It was then that I arrived at the same conclusion I always arrive at with any subject: the mechanics and methods within Farmville are not bad in of themselves, they are grey with possibility. The problem I have, instead, is that, in all types of games, including Farmville, we are seeing a trend toward unhealthy mechanics. Much of our core interactions with the game are sugary and addictive, most are not productive.
So when I say good and bad calories, or fatty games or healthy ones, what do I mean?
A healthy mechanic engages us on a physical and/or mental level. Playing Tetris, the dual element of analysis of the board with the timer of each piece dropping to take its place. In Farmville, the planting of crops that are most effective in generating income and being done when you'll next play the game while balancing looks and personality in your gamespace. The slow mental discovery of what your actions mean in Every Day the Same Dream. In Asassin's Creed, the mental freedom and urge to explore when you stand on a minaret with a whole world ready to respond to your pokes and prods. These engage us, in what I believe to contain meaningful play.

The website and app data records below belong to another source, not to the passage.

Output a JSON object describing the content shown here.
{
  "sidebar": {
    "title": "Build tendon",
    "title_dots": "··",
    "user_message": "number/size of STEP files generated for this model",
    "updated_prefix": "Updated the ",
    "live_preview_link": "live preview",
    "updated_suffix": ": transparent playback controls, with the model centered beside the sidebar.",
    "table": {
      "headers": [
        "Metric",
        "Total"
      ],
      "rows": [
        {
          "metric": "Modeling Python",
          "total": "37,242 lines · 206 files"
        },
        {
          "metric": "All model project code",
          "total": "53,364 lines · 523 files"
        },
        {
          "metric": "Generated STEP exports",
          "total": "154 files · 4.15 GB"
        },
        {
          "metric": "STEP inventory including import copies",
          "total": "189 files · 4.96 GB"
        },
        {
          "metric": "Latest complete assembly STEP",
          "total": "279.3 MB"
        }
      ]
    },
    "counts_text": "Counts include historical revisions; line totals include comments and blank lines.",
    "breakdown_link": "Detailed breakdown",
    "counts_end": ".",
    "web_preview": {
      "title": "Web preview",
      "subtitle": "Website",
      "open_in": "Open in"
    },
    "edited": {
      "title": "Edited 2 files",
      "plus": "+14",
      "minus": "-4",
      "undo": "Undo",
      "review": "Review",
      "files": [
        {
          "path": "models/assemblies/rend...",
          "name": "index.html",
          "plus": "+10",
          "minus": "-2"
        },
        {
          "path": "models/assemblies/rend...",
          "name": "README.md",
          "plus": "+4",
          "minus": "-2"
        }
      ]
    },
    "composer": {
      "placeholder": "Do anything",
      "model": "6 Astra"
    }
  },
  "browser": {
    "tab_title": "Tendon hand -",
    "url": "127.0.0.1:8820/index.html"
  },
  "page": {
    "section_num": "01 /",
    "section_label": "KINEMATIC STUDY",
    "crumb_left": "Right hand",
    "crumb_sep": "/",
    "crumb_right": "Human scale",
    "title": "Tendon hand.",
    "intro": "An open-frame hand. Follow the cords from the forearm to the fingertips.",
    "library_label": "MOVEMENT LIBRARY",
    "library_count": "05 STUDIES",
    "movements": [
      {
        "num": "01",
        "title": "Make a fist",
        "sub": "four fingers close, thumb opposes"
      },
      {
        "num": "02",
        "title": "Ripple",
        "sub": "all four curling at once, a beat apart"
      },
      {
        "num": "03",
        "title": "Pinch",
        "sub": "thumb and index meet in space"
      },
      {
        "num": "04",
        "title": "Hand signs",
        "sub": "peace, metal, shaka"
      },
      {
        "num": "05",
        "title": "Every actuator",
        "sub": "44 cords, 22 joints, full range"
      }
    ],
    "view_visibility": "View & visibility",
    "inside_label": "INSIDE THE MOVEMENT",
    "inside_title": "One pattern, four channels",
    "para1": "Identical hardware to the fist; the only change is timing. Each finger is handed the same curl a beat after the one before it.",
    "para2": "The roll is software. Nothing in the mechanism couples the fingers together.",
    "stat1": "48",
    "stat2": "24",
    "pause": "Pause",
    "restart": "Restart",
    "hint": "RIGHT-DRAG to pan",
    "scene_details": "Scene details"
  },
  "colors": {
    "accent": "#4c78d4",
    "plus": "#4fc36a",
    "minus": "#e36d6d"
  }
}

On the other hand, are you handing your players unhealthy reward for just playing your game? Are there achievements every five minutes? I did some quick research and found this three-year-old article discussing that achievements sell games. The article also contends that the games are better productions as well. But then everyone joined the wagon. Rewarding your player just for playing your game can become unhealthy. I don't play many achievement-heavy games, but I'm sure you can tell me of some that have bothered you. And what about handing coins to your player just for starting the game? I find that unhealthy. That's what bothers me about Farmville. Not planting a farm, the fact that I'm not rewarded for how I run my farm, just rewarded for running it at all.
Other games stand on the razor's edge. In The World Ends With You they actually support your not playing the game. When you don't play for several hours or days, the game starts to accrue experience, and when you return you're given a reward directly related to how long you've been away. Please come back eventually, but no hurry. It's a clever mechanic that I think successfully skirts the line of healthy and unhealthy.

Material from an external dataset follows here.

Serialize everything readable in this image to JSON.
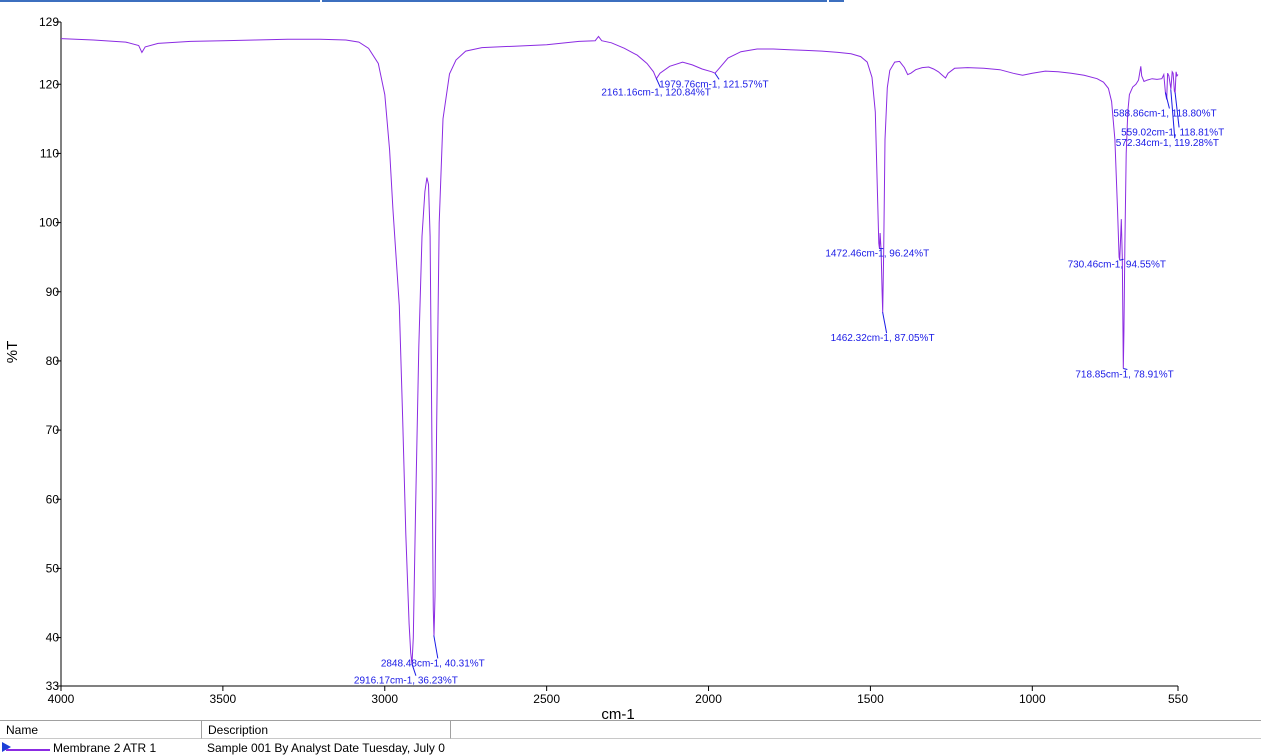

When making a game, when you are thinking about the moment to moment joys of the game, are you thinking about core or fluff? Are you just frosting a tasteless cake? (Oh this metaphor. But seriously.) The most important part of any game is the core loop, and how you give the player opportunity and choice to interact with the system you've made. Are you thinking about that? Are you providing depth or meaning to your gameworld? Are you giving the player power or limiting it for a purpose? And how are you framing the moments outside of the main loop? Are you rewarding every new crate opened with five minutes of joyful exposition? Or are you getting back to the game itself and challenging the player? Does your daily lottery really matter to the player or is it just a meaningless reward that drops a spoonful of sugar into your yogurt?
My girlfriend said that donuts will always exist, and to just deny their existence will bring no absolution. I agree, give a player a donut, but I also want to encourage you as developers, don't be afraid to cut up some fruit, scramble some eggs, and maybe add a glass of milk to the breakfast before you serve it to your players.

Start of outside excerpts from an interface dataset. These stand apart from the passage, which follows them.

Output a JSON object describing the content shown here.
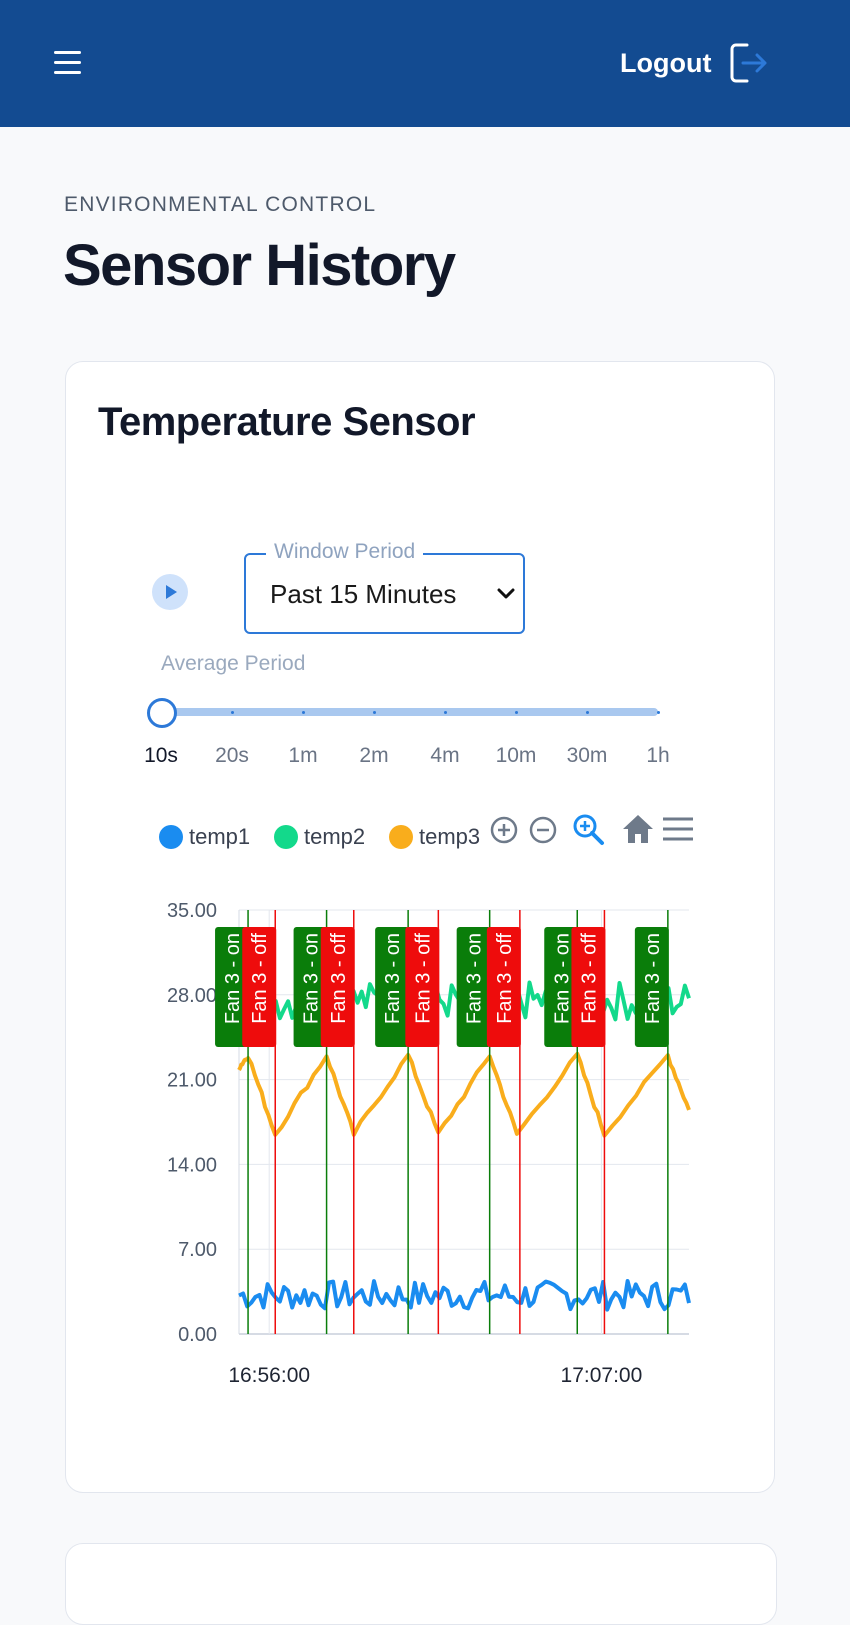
{
  "header": {
    "logout_label": "Logout"
  },
  "page": {
    "eyebrow": "ENVIRONMENTAL CONTROL",
    "title": "Sensor History"
  },
  "card": {
    "title": "Temperature Sensor",
    "window_period": {
      "legend": "Window Period",
      "value": "Past 15 Minutes"
    },
    "average_period": {
      "label": "Average Period",
      "options": [
        "10s",
        "20s",
        "1m",
        "2m",
        "4m",
        "10m",
        "30m",
        "1h"
      ],
      "selected_index": 0
    }
  },
  "toolbar_icons": [
    "zoom-in-icon",
    "zoom-out-icon",
    "zoom-select-icon",
    "home-icon",
    "menu-icon"
  ],
  "colors": {
    "header": "#134b91",
    "accent": "#2d79d8",
    "temp1": "#1a8cf0",
    "temp2": "#13d98b",
    "temp3": "#f9ad1c",
    "fan_on": "#0a7d0a",
    "fan_off": "#ee0c0c"
  },
  "chart_data": {
    "type": "line",
    "ylim": [
      0,
      35
    ],
    "y_ticks": [
      "0.00",
      "7.00",
      "14.00",
      "21.00",
      "28.00",
      "35.00"
    ],
    "x_ticks": [
      "16:56:00",
      "17:07:00"
    ],
    "x_tick_positions_min": [
      1.0,
      12.0
    ],
    "xlim_min": [
      0,
      14.9
    ],
    "series": [
      {
        "name": "temp1",
        "base": 3.2,
        "amp": 1.2
      },
      {
        "name": "temp2",
        "base": 27.5,
        "amp": 1.6
      },
      {
        "name": "temp3",
        "peaks": [
          [
            0,
            22
          ],
          [
            0.3,
            23
          ],
          [
            1.2,
            16.5
          ],
          [
            2.9,
            23
          ],
          [
            3.8,
            16.5
          ],
          [
            5.6,
            23
          ],
          [
            6.6,
            16.5
          ],
          [
            8.3,
            23
          ],
          [
            9.2,
            16.5
          ],
          [
            11.2,
            23
          ],
          [
            12.1,
            16.5
          ],
          [
            14.2,
            23
          ],
          [
            14.9,
            18.5
          ]
        ]
      }
    ],
    "annotations": [
      {
        "label": "Fan 3 - on",
        "x_min": 0.3,
        "type": "on"
      },
      {
        "label": "Fan 3 - off",
        "x_min": 1.2,
        "type": "off"
      },
      {
        "label": "Fan 3 - on",
        "x_min": 2.9,
        "type": "on"
      },
      {
        "label": "Fan 3 - off",
        "x_min": 3.8,
        "type": "off"
      },
      {
        "label": "Fan 3 - on",
        "x_min": 5.6,
        "type": "on"
      },
      {
        "label": "Fan 3 - off",
        "x_min": 6.6,
        "type": "off"
      },
      {
        "label": "Fan 3 - on",
        "x_min": 8.3,
        "type": "on"
      },
      {
        "label": "Fan 3 - off",
        "x_min": 9.3,
        "type": "off"
      },
      {
        "label": "Fan 3 - on",
        "x_min": 11.2,
        "type": "on"
      },
      {
        "label": "Fan 3 - off",
        "x_min": 12.1,
        "type": "off"
      },
      {
        "label": "Fan 3 - on",
        "x_min": 14.2,
        "type": "on"
      }
    ]
  }
}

*Edited Sunday, March 27th, 11am
Randy works on games and games and games, tweets, and has a website that he has neglected to update lately.